Directions: Gather each line of the entries below that includes "image".

=== Entries shown ===

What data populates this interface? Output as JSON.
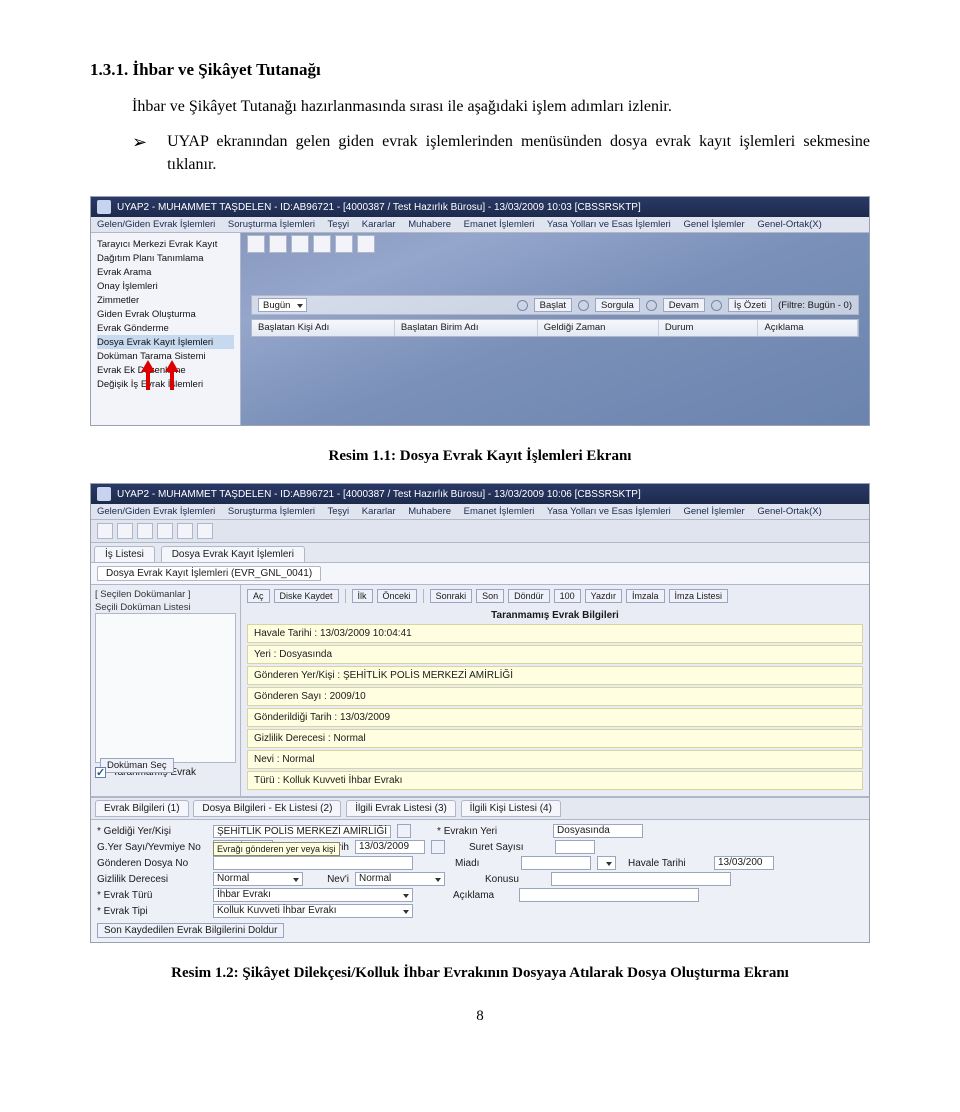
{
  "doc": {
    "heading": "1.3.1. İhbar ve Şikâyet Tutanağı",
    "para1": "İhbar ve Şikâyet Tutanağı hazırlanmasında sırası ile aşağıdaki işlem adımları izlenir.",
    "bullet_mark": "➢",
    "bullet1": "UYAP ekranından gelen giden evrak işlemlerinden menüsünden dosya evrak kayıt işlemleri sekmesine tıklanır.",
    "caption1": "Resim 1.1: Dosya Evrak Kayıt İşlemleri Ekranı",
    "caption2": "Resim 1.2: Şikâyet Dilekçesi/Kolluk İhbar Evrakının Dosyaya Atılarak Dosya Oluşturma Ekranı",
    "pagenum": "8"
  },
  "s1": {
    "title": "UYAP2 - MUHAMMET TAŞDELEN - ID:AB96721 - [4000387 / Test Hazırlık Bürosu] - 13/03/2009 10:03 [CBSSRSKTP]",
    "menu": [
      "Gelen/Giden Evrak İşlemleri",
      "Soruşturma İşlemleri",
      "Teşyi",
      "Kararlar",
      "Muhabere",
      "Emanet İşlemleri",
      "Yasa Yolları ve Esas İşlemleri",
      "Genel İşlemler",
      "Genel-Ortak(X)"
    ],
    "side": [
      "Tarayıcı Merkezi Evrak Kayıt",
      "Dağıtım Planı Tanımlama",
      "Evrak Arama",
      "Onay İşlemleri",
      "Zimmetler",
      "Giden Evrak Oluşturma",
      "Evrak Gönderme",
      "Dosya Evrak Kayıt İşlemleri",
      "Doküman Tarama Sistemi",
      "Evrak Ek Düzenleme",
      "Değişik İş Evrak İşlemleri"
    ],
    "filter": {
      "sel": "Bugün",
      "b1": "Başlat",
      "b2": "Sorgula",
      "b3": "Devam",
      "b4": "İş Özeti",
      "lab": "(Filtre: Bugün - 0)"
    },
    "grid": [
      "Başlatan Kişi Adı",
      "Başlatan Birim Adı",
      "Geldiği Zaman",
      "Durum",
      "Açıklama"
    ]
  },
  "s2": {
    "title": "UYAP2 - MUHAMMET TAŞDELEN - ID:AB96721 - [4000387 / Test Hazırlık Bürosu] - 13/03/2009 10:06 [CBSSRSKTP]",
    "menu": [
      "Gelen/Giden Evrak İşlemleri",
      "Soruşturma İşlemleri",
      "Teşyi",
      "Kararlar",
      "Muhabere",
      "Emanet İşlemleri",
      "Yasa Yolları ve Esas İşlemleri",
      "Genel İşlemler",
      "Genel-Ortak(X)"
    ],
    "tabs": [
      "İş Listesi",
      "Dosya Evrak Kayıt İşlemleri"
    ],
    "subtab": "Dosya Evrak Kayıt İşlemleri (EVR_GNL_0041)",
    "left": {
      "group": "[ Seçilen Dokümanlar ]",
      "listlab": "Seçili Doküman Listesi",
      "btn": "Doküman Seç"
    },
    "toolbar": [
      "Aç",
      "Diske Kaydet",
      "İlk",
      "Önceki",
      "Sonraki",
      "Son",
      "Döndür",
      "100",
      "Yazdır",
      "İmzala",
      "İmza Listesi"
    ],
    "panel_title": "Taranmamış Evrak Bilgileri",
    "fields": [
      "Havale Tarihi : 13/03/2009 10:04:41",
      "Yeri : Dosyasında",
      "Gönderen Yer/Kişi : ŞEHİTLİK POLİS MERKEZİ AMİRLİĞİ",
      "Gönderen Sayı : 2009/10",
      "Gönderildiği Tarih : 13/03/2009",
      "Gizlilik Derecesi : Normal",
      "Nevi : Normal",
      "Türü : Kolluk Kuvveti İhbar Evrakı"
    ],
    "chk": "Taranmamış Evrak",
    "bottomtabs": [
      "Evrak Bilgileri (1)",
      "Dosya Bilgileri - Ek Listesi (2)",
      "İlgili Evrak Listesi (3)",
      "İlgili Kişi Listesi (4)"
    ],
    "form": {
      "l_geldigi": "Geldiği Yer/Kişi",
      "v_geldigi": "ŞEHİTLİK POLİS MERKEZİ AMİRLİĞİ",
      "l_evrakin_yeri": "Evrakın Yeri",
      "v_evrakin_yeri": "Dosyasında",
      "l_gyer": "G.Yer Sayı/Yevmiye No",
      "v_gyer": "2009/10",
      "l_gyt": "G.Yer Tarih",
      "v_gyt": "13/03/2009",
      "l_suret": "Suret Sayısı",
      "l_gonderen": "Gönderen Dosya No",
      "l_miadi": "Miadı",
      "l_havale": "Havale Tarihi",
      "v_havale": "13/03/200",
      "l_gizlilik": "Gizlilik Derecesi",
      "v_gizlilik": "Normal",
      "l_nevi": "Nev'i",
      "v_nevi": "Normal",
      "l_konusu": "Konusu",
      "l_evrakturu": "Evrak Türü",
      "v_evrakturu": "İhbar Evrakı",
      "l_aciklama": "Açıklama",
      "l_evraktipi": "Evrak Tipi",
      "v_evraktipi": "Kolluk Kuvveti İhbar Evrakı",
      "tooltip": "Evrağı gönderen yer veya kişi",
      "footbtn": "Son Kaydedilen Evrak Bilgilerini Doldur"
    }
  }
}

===
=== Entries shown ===

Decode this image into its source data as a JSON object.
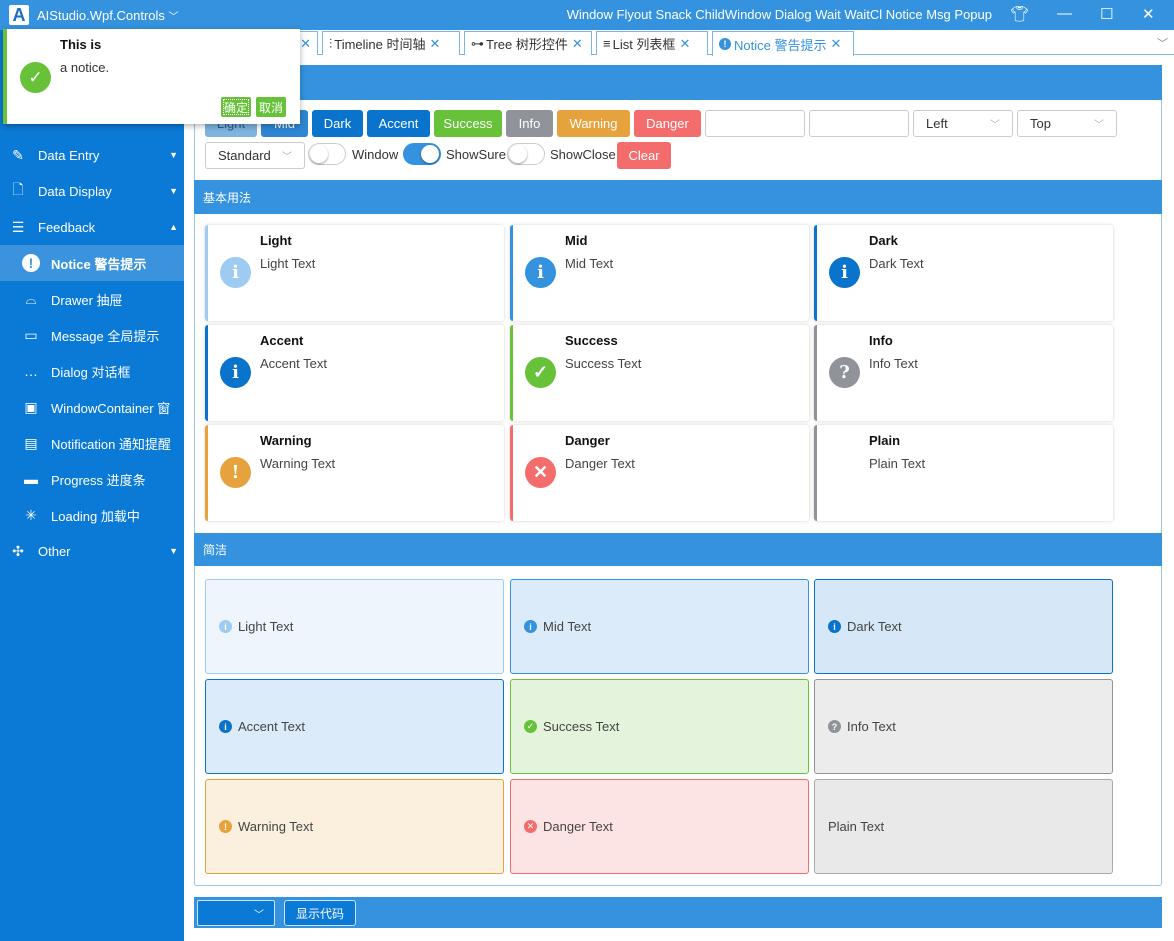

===
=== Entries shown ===

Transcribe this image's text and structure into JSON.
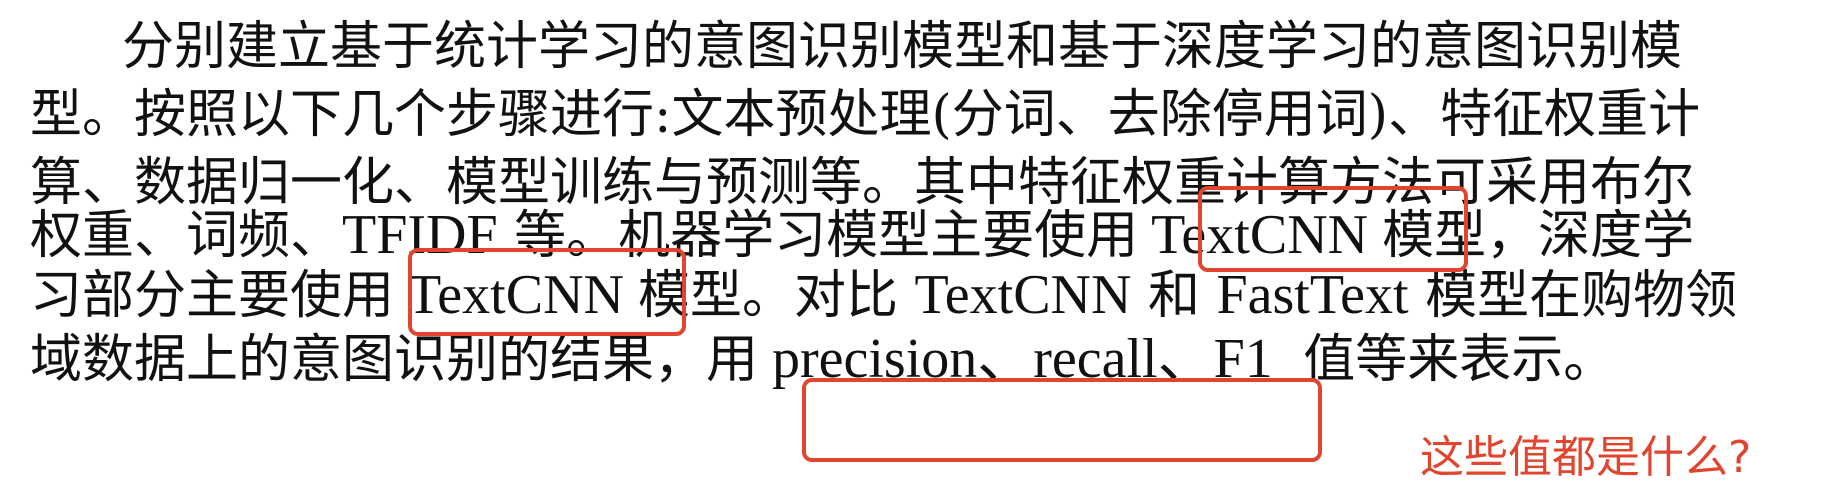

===

Task response:
Decode this image into its source data as a JSON object.
Transcribe this image's text and structure into JSON.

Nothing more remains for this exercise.